**** INPUT DATA ****
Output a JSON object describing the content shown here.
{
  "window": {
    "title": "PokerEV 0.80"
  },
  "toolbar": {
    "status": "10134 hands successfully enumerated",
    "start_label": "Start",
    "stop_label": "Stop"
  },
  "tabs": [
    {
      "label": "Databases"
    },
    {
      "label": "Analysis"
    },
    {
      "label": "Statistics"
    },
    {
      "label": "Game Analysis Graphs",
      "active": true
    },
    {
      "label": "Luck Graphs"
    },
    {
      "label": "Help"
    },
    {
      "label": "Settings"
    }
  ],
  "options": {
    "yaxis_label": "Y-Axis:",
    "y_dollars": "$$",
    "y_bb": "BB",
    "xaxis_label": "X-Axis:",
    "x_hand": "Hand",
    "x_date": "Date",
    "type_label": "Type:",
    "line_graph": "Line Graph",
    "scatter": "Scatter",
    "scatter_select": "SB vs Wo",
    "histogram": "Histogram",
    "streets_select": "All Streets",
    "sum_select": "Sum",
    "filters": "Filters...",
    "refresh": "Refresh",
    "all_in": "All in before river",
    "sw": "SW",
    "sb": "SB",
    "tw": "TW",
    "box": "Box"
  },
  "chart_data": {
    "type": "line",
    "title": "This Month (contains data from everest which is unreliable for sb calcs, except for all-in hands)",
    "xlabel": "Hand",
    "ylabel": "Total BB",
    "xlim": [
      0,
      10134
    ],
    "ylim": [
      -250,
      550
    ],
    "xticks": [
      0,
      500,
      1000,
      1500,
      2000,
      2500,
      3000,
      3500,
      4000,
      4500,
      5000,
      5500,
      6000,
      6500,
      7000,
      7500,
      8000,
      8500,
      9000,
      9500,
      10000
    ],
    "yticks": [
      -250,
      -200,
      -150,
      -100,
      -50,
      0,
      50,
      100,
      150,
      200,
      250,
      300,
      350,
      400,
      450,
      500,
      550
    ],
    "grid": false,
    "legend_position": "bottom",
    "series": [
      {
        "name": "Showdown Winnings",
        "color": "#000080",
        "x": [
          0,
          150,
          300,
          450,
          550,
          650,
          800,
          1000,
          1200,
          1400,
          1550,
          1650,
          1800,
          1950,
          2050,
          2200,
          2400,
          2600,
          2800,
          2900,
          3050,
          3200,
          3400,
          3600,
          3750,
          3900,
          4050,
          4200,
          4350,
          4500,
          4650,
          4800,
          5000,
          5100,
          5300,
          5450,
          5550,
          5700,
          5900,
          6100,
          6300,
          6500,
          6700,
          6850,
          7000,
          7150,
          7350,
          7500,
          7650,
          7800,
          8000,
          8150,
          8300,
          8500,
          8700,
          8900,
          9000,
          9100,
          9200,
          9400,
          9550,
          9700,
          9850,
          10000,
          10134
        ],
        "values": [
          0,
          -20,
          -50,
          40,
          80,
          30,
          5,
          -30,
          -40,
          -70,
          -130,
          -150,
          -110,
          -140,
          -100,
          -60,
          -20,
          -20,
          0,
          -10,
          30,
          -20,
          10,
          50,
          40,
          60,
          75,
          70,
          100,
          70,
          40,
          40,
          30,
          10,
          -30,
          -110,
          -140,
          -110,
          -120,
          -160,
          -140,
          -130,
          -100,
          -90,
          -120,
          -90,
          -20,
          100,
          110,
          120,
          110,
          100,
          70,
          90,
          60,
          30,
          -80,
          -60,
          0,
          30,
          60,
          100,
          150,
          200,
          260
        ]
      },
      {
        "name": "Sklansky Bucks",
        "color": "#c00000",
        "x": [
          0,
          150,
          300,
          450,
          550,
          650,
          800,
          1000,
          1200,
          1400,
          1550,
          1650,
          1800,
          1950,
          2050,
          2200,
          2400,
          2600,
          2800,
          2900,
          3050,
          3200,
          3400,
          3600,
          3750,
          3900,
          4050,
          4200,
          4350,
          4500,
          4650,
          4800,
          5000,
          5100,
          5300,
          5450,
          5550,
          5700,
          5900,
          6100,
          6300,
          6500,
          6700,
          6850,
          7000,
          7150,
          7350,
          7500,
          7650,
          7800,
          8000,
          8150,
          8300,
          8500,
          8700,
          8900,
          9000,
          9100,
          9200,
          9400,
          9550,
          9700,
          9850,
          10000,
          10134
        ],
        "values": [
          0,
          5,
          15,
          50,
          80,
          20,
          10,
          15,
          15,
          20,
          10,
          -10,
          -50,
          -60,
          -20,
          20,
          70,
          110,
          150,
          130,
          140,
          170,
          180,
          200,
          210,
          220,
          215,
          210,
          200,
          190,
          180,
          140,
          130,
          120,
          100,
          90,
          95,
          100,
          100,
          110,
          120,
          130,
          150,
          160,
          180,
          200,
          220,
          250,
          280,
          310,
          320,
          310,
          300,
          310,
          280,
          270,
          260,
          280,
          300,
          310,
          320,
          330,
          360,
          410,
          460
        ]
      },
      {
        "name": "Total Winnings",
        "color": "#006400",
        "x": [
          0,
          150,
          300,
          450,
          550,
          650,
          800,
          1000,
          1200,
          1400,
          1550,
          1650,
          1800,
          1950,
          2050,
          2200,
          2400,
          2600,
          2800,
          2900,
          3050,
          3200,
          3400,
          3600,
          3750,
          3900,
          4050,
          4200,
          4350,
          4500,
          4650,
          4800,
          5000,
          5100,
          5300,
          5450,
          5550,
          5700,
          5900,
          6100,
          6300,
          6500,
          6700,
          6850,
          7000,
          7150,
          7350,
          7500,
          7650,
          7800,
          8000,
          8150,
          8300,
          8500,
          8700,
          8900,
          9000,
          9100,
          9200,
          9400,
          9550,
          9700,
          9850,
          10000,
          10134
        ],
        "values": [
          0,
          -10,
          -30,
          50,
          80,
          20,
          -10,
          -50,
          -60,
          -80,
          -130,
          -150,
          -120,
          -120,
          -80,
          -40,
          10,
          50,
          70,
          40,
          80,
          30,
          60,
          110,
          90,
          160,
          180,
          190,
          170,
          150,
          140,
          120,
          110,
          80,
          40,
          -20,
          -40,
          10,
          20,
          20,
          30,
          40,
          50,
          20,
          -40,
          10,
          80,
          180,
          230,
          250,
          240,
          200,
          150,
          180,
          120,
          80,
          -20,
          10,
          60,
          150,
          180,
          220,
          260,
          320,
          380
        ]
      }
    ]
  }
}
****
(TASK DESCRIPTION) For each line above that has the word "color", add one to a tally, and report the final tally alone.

(OUTPUT) 3